Data for this exercise: Begin
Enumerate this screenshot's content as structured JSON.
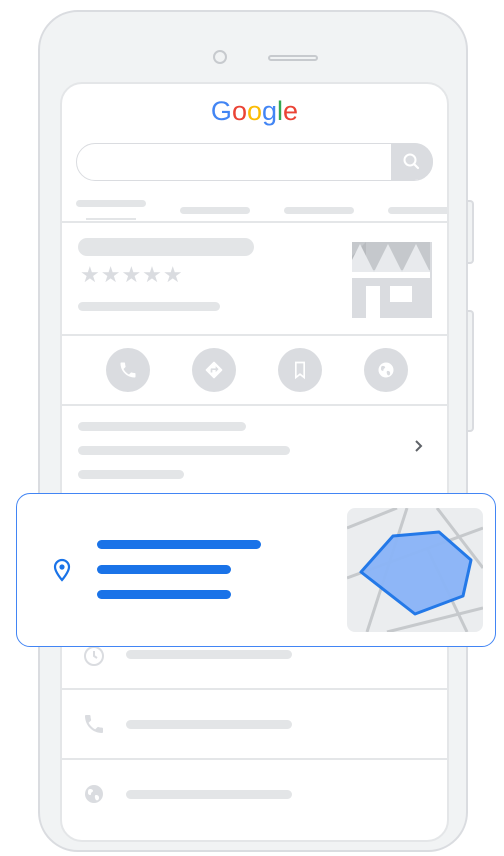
{
  "logo": {
    "letters": [
      "G",
      "o",
      "o",
      "g",
      "l",
      "e"
    ],
    "colors": [
      "#4285F4",
      "#EA4335",
      "#FBBC05",
      "#4285F4",
      "#34A853",
      "#EA4335"
    ]
  },
  "icons": {
    "search": "search-icon",
    "store": "storefront-icon",
    "call": "phone-icon",
    "directions": "directions-icon",
    "save": "bookmark-icon",
    "website": "globe-icon",
    "chevron": "chevron-right-icon",
    "location": "location-pin-icon",
    "hours": "clock-icon",
    "phone_row": "phone-icon",
    "web_row": "globe-icon"
  },
  "listing": {
    "rating_stars": 5
  },
  "colors": {
    "accent": "#1A73E8",
    "card_border": "#4285F4",
    "map_area": "#8AB4F8",
    "placeholder": "#E3E5E7",
    "icon_gray": "#DADCE0"
  }
}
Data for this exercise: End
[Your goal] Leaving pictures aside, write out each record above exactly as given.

[Exercise answer]
Enumerate this screenshot's content as structured JSON.
{
  "logo": {
    "letters": [
      "G",
      "o",
      "o",
      "g",
      "l",
      "e"
    ],
    "colors": [
      "#4285F4",
      "#EA4335",
      "#FBBC05",
      "#4285F4",
      "#34A853",
      "#EA4335"
    ]
  },
  "icons": {
    "search": "search-icon",
    "store": "storefront-icon",
    "call": "phone-icon",
    "directions": "directions-icon",
    "save": "bookmark-icon",
    "website": "globe-icon",
    "chevron": "chevron-right-icon",
    "location": "location-pin-icon",
    "hours": "clock-icon",
    "phone_row": "phone-icon",
    "web_row": "globe-icon"
  },
  "listing": {
    "rating_stars": 5
  },
  "colors": {
    "accent": "#1A73E8",
    "card_border": "#4285F4",
    "map_area": "#8AB4F8",
    "placeholder": "#E3E5E7",
    "icon_gray": "#DADCE0"
  }
}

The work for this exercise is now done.